Given data
====================
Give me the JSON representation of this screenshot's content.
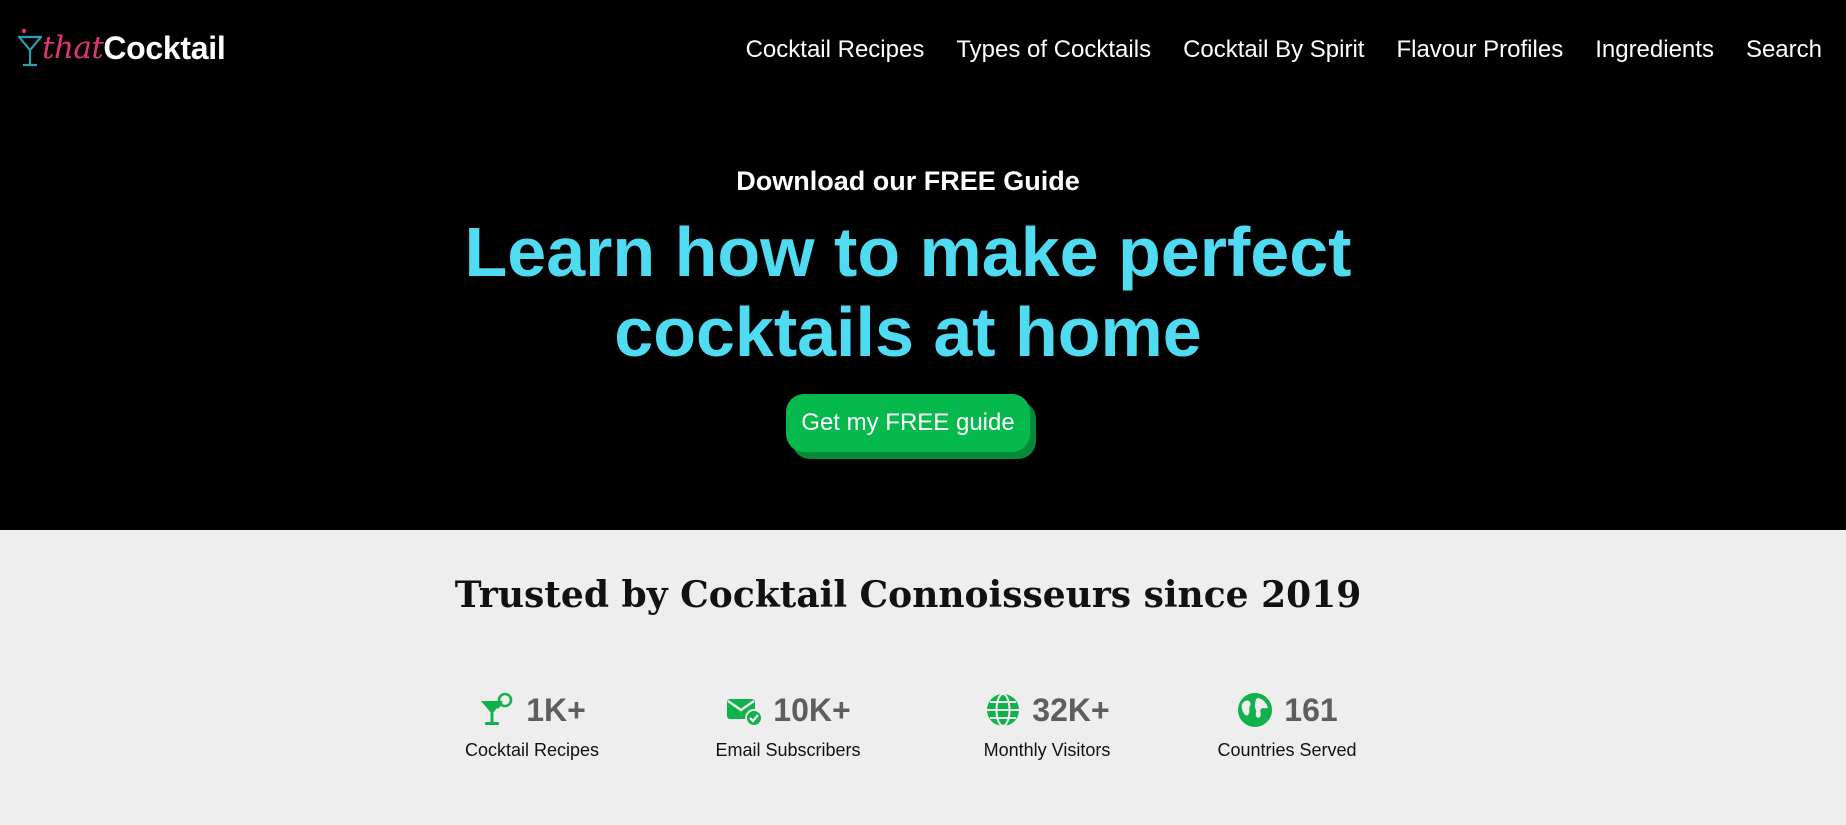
{
  "header": {
    "logo": {
      "that": "that",
      "cocktail": "Cocktail"
    },
    "nav": [
      "Cocktail Recipes",
      "Types of Cocktails",
      "Cocktail By Spirit",
      "Flavour Profiles",
      "Ingredients",
      "Search"
    ]
  },
  "hero": {
    "kicker": "Download our FREE Guide",
    "title_line1": "Learn how to make perfect",
    "title_line2": "cocktails at home",
    "cta_label": "Get my FREE guide"
  },
  "trust": {
    "title": "Trusted by Cocktail Connoisseurs since 2019",
    "stats": [
      {
        "icon": "cocktail-glass-icon",
        "value": "1K+",
        "label": "Cocktail Recipes"
      },
      {
        "icon": "email-check-icon",
        "value": "10K+",
        "label": "Email Subscribers"
      },
      {
        "icon": "globe-icon",
        "value": "32K+",
        "label": "Monthly Visitors"
      },
      {
        "icon": "earth-icon",
        "value": "161",
        "label": "Countries Served"
      }
    ]
  },
  "colors": {
    "header_bg": "#000000",
    "logo_that": "#e0347a",
    "hero_title": "#4fdcf2",
    "cta_green": "#06b94c",
    "icon_green": "#10b24c",
    "stat_value": "#5e5e5e",
    "trust_bg": "#eeeeee"
  }
}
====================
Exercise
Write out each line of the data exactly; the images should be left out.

Written response
Give me the JSON representation of this screenshot's content.
{
  "header": {
    "logo": {
      "that": "that",
      "cocktail": "Cocktail"
    },
    "nav": [
      "Cocktail Recipes",
      "Types of Cocktails",
      "Cocktail By Spirit",
      "Flavour Profiles",
      "Ingredients",
      "Search"
    ]
  },
  "hero": {
    "kicker": "Download our FREE Guide",
    "title_line1": "Learn how to make perfect",
    "title_line2": "cocktails at home",
    "cta_label": "Get my FREE guide"
  },
  "trust": {
    "title": "Trusted by Cocktail Connoisseurs since 2019",
    "stats": [
      {
        "icon": "cocktail-glass-icon",
        "value": "1K+",
        "label": "Cocktail Recipes"
      },
      {
        "icon": "email-check-icon",
        "value": "10K+",
        "label": "Email Subscribers"
      },
      {
        "icon": "globe-icon",
        "value": "32K+",
        "label": "Monthly Visitors"
      },
      {
        "icon": "earth-icon",
        "value": "161",
        "label": "Countries Served"
      }
    ]
  },
  "colors": {
    "header_bg": "#000000",
    "logo_that": "#e0347a",
    "hero_title": "#4fdcf2",
    "cta_green": "#06b94c",
    "icon_green": "#10b24c",
    "stat_value": "#5e5e5e",
    "trust_bg": "#eeeeee"
  }
}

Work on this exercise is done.